• 1983 ~ Paul Simon and Art Garfunkel took to the road to begin a 19-city tour beginning in Akron, OH. It was the first tour by the popular singing duo since their success in the 1960s.
• 2001 ~ Mimi Farina, sister of folk singer Joan Baez and founder of an organization that brought free live music performances to the sick and imprisoned, died of complications related to cancer. She was 56. She founded Bread & Roses in 1974. The organization produced 500 shows annually for audiences in senior centers, psychiatric, rehabilitation and correctional facilities as well as centers for abused and neglected children. Long part of the San Francisco Bay area’s folk music elite as a singer herself, Farina drew many fellow musical luminaries to take part in performances. Her sister, Jackson Browne, Taj Mahal, Bonnie Raitt and Peter, Paul and Mary all volunteered their services to make Bread & Roses and long-running success. Farina was the youngest of three daughters and was raised a Quaker alongside siblings Joan Baez and Pauline Bryan.
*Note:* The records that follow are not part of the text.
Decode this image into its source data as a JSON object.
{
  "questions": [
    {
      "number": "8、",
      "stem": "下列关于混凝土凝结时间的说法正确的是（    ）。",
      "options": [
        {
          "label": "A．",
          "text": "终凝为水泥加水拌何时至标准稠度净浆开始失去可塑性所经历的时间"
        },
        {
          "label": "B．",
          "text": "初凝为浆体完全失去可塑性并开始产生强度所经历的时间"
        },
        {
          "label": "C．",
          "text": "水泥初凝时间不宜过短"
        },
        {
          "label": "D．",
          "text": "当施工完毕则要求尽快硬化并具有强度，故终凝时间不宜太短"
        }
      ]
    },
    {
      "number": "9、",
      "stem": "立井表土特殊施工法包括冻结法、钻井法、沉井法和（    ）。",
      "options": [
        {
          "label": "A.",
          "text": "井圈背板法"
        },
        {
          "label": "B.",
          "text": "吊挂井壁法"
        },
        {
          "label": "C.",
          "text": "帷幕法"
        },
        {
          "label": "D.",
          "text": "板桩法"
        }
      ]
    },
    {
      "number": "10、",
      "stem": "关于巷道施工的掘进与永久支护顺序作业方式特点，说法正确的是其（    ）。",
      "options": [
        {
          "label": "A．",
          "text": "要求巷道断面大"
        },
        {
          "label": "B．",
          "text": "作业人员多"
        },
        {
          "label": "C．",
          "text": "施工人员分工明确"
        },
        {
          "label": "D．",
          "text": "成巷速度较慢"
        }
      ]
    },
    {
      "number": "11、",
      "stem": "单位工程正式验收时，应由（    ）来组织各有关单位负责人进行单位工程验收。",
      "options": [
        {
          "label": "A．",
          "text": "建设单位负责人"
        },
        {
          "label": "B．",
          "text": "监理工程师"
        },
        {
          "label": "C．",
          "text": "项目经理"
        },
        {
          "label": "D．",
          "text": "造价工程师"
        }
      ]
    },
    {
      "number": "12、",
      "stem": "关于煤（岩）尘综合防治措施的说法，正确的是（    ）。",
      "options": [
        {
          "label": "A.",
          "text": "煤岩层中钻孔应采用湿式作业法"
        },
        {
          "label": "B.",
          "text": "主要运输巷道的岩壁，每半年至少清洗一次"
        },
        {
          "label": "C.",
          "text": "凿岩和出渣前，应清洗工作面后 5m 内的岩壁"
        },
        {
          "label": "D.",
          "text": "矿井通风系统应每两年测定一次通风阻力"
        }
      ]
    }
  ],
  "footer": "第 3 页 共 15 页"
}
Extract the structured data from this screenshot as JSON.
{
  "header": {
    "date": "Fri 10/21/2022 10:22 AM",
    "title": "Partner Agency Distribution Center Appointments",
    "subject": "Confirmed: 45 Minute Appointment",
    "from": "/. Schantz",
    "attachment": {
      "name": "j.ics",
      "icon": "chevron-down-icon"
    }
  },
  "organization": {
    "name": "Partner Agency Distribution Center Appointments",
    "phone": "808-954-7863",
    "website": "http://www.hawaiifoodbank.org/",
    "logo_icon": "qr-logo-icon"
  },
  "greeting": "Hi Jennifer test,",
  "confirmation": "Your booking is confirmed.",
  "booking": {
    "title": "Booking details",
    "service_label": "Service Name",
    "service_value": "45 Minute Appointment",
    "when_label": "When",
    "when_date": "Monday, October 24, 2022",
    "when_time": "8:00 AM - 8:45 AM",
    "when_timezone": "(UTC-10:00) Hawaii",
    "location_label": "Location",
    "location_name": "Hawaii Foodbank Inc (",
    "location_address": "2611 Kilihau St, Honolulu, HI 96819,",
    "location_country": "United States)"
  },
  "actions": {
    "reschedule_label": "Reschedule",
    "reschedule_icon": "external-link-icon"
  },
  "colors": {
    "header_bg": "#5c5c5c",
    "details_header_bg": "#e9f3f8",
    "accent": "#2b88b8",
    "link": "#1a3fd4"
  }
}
She learned the guitar with her sister Joan during the folk music revival of the late 1950s and frequently played the folk scene around Harvard Square in Cambridge, Mass.
• 2002 ~ Seymour Solomon, co-founder of Vanguard Records, a label that dominated American folk music with stars such as Joan Baez, died. He was 80. Solomon founded Vanguard in 1950 with his brother, Maynard. The label recorded famed artists like Odetta, Baez and Buffy Sainte-Marie. It also signed such jazz and blues legends as Mississippi John Hurt and Buddy Guy and maintained a strong classical list. From its earliest days, the Solomons took risks, signing performers like the Weavers and Paul Robeson who had been blacklisted during the McCarthy era. Starting in 1959, Vanguard recorded the Newport Folk Festival, and later recorded the Newport Jazz festival as well. Solomon and his brother sold Vanguard in 1985 to the Welk Record Group, and three years later opened Omega Classics. He later bought back Vanguard’s old classical catalog and reissued it on compact disc. Solomon had studied violin at the Juilliard School and played in the Air Corps Orchestra during World War II. After the war, he studied musicology and worked as a critic and commentator for music magazines and radio stations.